## TASK
Exclude the pictures and retype the entries as written.

## EXTRACTED INFORMATION
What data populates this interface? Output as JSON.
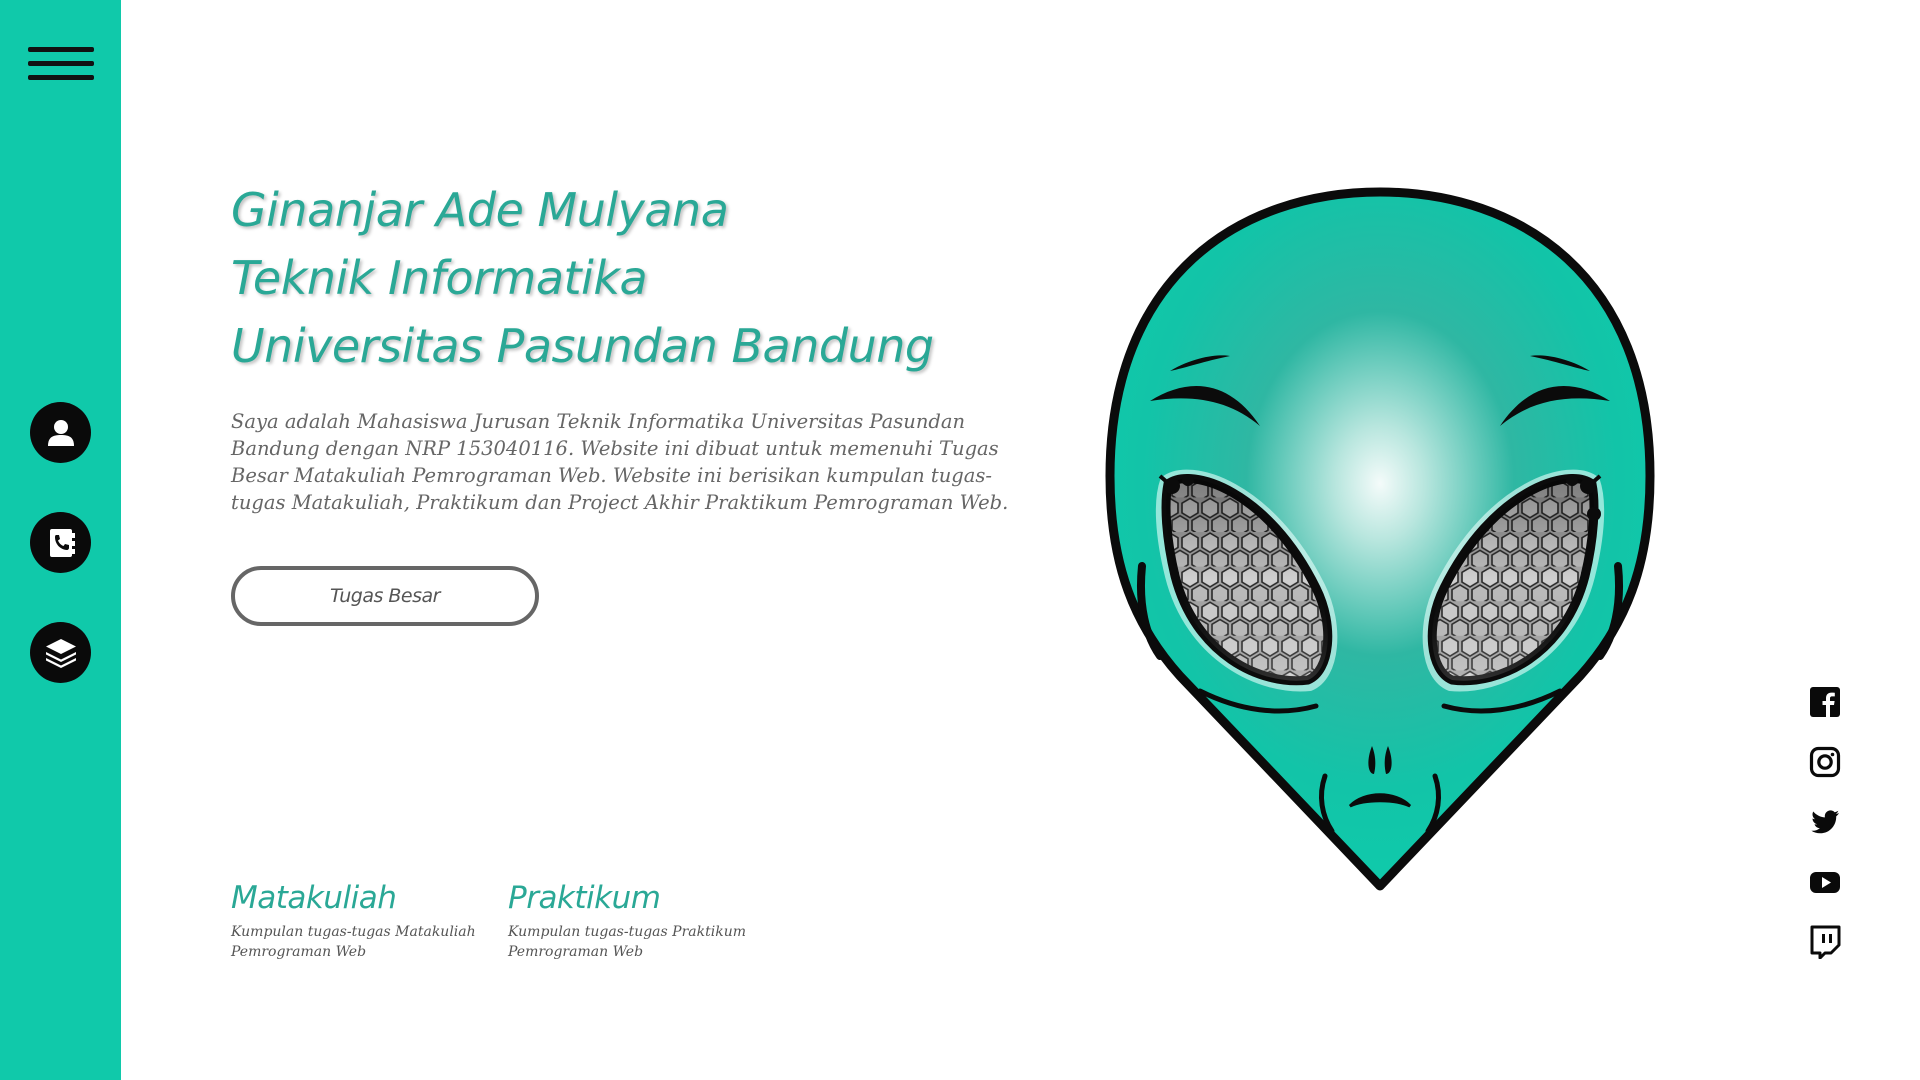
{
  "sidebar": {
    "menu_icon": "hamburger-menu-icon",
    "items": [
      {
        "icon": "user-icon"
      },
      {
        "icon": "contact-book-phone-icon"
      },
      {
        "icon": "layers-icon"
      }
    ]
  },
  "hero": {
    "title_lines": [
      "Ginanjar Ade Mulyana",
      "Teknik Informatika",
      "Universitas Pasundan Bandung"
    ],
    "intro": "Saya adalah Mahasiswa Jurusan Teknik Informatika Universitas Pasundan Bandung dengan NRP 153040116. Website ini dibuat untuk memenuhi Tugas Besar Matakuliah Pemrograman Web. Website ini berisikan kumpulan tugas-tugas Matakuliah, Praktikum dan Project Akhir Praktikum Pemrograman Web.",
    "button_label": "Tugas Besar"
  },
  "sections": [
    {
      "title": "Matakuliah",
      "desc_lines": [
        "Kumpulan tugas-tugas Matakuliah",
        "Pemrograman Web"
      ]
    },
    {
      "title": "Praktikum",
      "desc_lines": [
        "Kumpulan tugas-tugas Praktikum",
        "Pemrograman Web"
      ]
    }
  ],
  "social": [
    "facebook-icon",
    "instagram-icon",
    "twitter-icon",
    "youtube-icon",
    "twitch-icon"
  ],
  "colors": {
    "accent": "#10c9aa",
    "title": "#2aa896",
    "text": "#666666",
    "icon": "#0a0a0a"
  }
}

## ANSWER SPACE
What data populates this interface? Output as JSON.
{
  "sidebar": {
    "menu_icon": "hamburger-menu-icon",
    "items": [
      {
        "icon": "user-icon"
      },
      {
        "icon": "contact-book-phone-icon"
      },
      {
        "icon": "layers-icon"
      }
    ]
  },
  "hero": {
    "title_lines": [
      "Ginanjar Ade Mulyana",
      "Teknik Informatika",
      "Universitas Pasundan Bandung"
    ],
    "intro": "Saya adalah Mahasiswa Jurusan Teknik Informatika Universitas Pasundan Bandung dengan NRP 153040116. Website ini dibuat untuk memenuhi Tugas Besar Matakuliah Pemrograman Web. Website ini berisikan kumpulan tugas-tugas Matakuliah, Praktikum dan Project Akhir Praktikum Pemrograman Web.",
    "button_label": "Tugas Besar"
  },
  "sections": [
    {
      "title": "Matakuliah",
      "desc_lines": [
        "Kumpulan tugas-tugas Matakuliah",
        "Pemrograman Web"
      ]
    },
    {
      "title": "Praktikum",
      "desc_lines": [
        "Kumpulan tugas-tugas Praktikum",
        "Pemrograman Web"
      ]
    }
  ],
  "social": [
    "facebook-icon",
    "instagram-icon",
    "twitter-icon",
    "youtube-icon",
    "twitch-icon"
  ],
  "colors": {
    "accent": "#10c9aa",
    "title": "#2aa896",
    "text": "#666666",
    "icon": "#0a0a0a"
  }
}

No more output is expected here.